I've been entertaining the idea of doing a weekly comic book review on this site, especially with my Buffyverse Comics site closing down next month. It's been hard finding the time, what with managing two jobs, my freelance writing, and the whole "having a life" thing... so I figure, since I'm the busiest I've ever been, now is totally the time to add more to the load.
COMIC BOOK WEDNESDAY
Supergirl #60 - #63 Review
To kick things off, let's talk about the Maid of Might. The Daughter of Krypton. That blonde flying girl whose skirt is waaaaaay too short for anyone's good. A skirt that short just makes for awkward conversation. "Hey, how are you?" "Not bad, yoOH MY GOD ARE YOU EVEN WEARING PANTS? THAT'S LIKE A SKIRT SHAPED BELT?"
But I kid. To me, Supergirl is the character that got me back into superhero comics. I'm currently on the way to becoming an all out DC nut because of these books. Jeph Loeb gave her a great reintroduction with the second arc of the Superman/Batman book way back, Sterling Gates made the series a must read, and now James Peaty is currently doing pretty cool things with the character. Let's take a look at the latest arc, James Peaty's "Good Looking Corpse."
#60 - the iconic cover
SUPERGIRL #60 is brilliant. Even if the issue had been horrible--which, let's just say it wasn't, for those who like to skim (also, hey, stop skimming!)--the cover is iconic. Supergirl, with the pink S behind her, stares out at the audience with a slight smile; after Gates' character defining run, Supergirl is in a good place. She's confident in herself, which just demonstrates how far she's come from the mess of a girl that arrived on Earth in Superman/Batman. The smile and calm look in her eyes on the cover of January's Supergirl #60 perfectly and subtly shows that Supergirl has finally earned the S; the symbol that she has constantly struggled to live up to. That's the art of Amy Reeder for you. Now, I'm just waiting for DC to throw her on interiors. She would absolutely kill this book--in the good way, not the "Hey, let's cancel this book now" kind of way.
Writer Nick Spencer was supposed to do this arc, and he's credited as a co-writer in the first part... but #61 and on are all James Peaty. Of the storyline, four out of five issues have been released, and the plot is pretty promising. There's a new (well... eh; you'll see) villain in the mix that causes trouble for Supergirl, Damian Wayne, and Blue Beetle. While they're dealing with that mess, which keeps getting crazier with each issue, Lois Lane has her own problems. It's a fun romp for the most part, and the action is great thanks to artist Bernard Chang... but the thing that makes these issues special isn't the Big Bad or the intricately woven sub-plots, or the outright inspiring confidence of Kara Zor-El. It's the human element, which the books (particularly #60) outright ace.
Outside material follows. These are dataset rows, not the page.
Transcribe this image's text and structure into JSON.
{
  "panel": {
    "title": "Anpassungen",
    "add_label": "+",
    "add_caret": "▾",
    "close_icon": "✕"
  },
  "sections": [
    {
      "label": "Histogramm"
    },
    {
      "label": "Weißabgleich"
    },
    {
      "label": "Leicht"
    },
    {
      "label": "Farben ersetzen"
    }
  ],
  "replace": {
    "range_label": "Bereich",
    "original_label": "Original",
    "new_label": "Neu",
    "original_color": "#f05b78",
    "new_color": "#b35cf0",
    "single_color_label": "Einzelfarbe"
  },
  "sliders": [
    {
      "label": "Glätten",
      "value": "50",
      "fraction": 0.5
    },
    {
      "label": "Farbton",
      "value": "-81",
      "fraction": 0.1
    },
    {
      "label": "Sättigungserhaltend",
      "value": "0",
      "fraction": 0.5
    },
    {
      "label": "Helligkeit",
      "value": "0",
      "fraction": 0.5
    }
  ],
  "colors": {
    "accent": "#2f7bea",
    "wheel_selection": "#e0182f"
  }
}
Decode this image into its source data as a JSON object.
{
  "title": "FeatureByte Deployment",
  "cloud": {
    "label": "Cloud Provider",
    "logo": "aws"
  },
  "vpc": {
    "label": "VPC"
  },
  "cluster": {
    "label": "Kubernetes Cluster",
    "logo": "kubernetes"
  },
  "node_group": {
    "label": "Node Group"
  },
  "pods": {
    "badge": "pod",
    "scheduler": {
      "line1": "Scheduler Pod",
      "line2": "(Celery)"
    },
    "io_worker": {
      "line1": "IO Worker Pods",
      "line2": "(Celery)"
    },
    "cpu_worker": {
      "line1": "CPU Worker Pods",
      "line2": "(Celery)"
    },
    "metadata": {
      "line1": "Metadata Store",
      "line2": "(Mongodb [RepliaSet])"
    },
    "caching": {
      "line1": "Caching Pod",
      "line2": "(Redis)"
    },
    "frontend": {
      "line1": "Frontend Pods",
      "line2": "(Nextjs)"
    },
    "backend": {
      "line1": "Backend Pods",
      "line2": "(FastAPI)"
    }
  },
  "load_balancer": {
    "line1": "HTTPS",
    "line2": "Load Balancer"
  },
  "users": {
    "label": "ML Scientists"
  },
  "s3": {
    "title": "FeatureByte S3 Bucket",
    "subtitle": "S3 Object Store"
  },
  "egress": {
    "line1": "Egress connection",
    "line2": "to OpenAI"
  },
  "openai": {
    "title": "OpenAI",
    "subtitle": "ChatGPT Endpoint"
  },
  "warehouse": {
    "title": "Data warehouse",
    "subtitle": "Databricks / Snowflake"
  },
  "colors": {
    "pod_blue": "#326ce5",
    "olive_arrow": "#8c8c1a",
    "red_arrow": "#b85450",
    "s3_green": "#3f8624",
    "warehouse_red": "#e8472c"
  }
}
The moment that sold this creative team for me was in the first part of the arc. Supergirl flies to the rescue of a teenage boy falling off of a building, only to learn that he purposely threw himself off, knowing she would save him--just to get her phone number. It's a moment that, upon first read, scores a laugh, but when I went back to reread these books for the review, it felt a lot darker. It ties into an idea that the arc seems to be pushing; civilian obsession with superheroes puts lives in danger. The "evil genius" (I put it in quotes, because the ceaselessly awesome Terra once pointed out that any genius would see that evil for the sake of evil is just counterproductive) of the arc is an app-builder for smart phones, and uses said app to track videos that people take of Supergirl on their phones.
#62 - Unused Cover
All in all, I'm looking forward to the way that James Peaty end the arc... but as fun as the plot is, I'm more impressed with the thematic significance of the story. Sterling Gates is the Supergirl writer (though, I plan to take the title from him--gently--when I write the title... AND THEN RULE THE WORLD MWAHAHAH... ahem), but Peaty is doing a damn fine job with this series. This just shows that not all changes in creative teams are signs of the world ending; Supergirl is still an excellent book. Just in a very different way.
NEXT WEEK: Supergirl #64, Superman #707 - #711, The Mighty Thor #1, Richie Rich #1